Press Centre

Undocumented children and parents make a Christmas wish at the Dáil

Migrant Rights Centre Ireland (MRCI) 18 December 2014

On International Migrants Day, Barnardos and MRCI call on the Government to give undocumented migrants the chance to regularise their status

A group of undocumented parents and children met outside the Dáil today (Thursday 18th December) to mark International Migrants Day 2014 and to call on the Irish government to give hope to the undocumented migrants, including thousands of children, who have made Ireland home.

Mostofa, who lives undocumented in Ireland with his 4-year-old son, said “I work here, I contribute, but because I am undocumented I am afraid all the time. This is the only home my son has ever known. How can I tell him he has no future here? Thanks to President Obama, the undocumented Irish in America have hope this Christmas. I hope the Taoiseach will soon give hope to the undocumented in Ireland.”

New research estimates there are up to 5,100 undocumented children in Ireland. These children face very uncertain futures. They are more at risk of social exclusion and child poverty due to their parents’ undocumented status, with no access to social protection and universal payments such as child benefit. They face further uncertainty as they grow older: unlikely to progress to third level, unable to access the labour market, and trapped in a legal limbo.

Helen Lowry of Migrant Rights Centre Ireland (MRCI) stated, “Currently, the vast majority of undocumented migrants in Ireland have no way to regularise their status. Barack Obama has committed to regularising millions of undocumented people in the US, because separating families is in no one’s interest. Irish politicians have lobbied the US government for this for many years; it’s time they acknowledged the undocumented families right here in Ireland as well.”

June Tinsley, Head of Advocacy in Barnardos, said “There are thousands of children living undocumented in Ireland, and this is the only home they have ever known. All children need stability in their lives and this group is no exception. Their childhood is being compromised because of their parents’ legal situation. We are long overdue a system to regularise these families so they can move on with their lives.”

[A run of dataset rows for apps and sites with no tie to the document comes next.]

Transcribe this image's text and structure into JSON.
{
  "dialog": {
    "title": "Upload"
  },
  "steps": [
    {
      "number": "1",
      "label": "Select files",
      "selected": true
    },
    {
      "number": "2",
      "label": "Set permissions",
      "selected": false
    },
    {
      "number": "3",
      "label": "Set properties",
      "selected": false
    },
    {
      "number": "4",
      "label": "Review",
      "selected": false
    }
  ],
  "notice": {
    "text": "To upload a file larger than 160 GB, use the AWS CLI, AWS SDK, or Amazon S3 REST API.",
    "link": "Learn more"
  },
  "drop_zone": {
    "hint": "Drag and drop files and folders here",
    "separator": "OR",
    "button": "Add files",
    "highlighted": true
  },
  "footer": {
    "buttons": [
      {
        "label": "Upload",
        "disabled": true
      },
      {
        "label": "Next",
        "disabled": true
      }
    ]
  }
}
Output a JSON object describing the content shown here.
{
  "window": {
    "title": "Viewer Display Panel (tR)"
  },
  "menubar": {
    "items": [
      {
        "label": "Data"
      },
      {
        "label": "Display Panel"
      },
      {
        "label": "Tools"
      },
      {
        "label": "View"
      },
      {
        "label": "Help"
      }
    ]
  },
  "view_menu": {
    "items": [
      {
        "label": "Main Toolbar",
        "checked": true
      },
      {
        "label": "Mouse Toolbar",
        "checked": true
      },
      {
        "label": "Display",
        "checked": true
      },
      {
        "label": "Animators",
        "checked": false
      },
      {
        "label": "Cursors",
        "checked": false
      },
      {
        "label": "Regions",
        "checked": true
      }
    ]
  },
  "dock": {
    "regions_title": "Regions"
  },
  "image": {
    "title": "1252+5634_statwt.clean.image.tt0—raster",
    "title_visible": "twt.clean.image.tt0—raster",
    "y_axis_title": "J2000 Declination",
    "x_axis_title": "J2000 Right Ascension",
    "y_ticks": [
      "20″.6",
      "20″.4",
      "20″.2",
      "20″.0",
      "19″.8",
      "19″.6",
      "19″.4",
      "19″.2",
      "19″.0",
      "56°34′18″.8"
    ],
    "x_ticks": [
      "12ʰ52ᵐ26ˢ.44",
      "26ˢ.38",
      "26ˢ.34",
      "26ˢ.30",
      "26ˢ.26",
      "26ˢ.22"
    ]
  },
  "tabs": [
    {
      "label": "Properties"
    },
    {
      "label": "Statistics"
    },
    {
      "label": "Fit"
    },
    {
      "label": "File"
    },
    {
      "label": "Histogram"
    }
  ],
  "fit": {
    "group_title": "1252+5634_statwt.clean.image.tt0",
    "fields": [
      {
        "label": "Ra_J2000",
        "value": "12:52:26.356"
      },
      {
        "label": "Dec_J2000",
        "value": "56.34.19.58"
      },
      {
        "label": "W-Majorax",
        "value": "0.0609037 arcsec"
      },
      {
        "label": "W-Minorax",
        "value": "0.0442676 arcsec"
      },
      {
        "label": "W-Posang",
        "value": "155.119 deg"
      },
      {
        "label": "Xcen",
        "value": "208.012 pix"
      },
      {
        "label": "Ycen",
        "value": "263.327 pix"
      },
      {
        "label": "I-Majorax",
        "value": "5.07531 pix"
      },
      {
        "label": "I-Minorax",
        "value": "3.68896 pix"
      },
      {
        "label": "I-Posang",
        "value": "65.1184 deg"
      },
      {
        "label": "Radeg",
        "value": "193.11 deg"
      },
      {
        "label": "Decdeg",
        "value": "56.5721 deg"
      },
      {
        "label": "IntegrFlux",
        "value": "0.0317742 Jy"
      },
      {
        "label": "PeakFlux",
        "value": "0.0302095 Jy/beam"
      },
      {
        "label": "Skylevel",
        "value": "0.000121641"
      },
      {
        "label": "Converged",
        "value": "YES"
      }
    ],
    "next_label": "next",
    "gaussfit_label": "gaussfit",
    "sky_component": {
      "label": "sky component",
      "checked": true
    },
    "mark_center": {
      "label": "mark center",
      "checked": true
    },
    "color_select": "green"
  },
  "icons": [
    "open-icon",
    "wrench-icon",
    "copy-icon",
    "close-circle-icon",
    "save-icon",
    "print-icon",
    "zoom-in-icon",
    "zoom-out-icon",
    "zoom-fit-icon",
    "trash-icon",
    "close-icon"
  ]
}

Rebecca and her daughter have lived in Ireland since 2002. Rebecca supports them both through her work as a cleaner. “My daughter grew up here. She excelled in school – she’s very smart, and such a hard worker – but last year she began to realise that no matter how hard she worked, going to college or getting a good job as an undocumented adult would be impossible.  She feels hopeless, and this has led her to experience great mental distress and anguish. As her mother I am heartbroken.”

A Christmas card from undocumented migrants was delivered to every member of the Oireachtas this week. The card was drawn by an undocumented child living in Ireland and asks politicians to make 2015 a year of change and hope for undocumented migrants on both sides of the Atlantic.


***Photocall Thurs 18 December at 10.30am outside Leinster House on Kildare Street, Dublin 2.

Rebecca, Mostofa and other undocumented members of the group are available for interview. Please call Aoife on 086 3687901.


Aoife Murphy, MRCI Communications Officer 086 3687901


International Migrants Day (December 18th): 1 in every 33 people in the world is a migrant. UN International Migrants Day celebrates the contribution migrants make globally, along with the UN General Assembly’s adoption of the International Convention on the Protection of the Rights of Migrant Workers and Members of their Families. 2015 will mark the 25th anniversary of the Convention. Ireland has yet to ratify this convention, which upholds protections for all migrants, including undocumented migrants.

‘Ireland is Home’ MRCI research findings:

New MRCI estimates set the number of undocumented children in Ireland at between 2,423 and 5,106 and the number of undocumented adults at between 20,000 and 26,000.

Of 540 undocumented migrants surveyed,

  • 44% have children under the age of 18
  • 21% have children here with them in Ireland
  • 33% are currently paying income tax
  • 1 in 5 is here over 10 years

Full policy paper and accompanying infographic available here: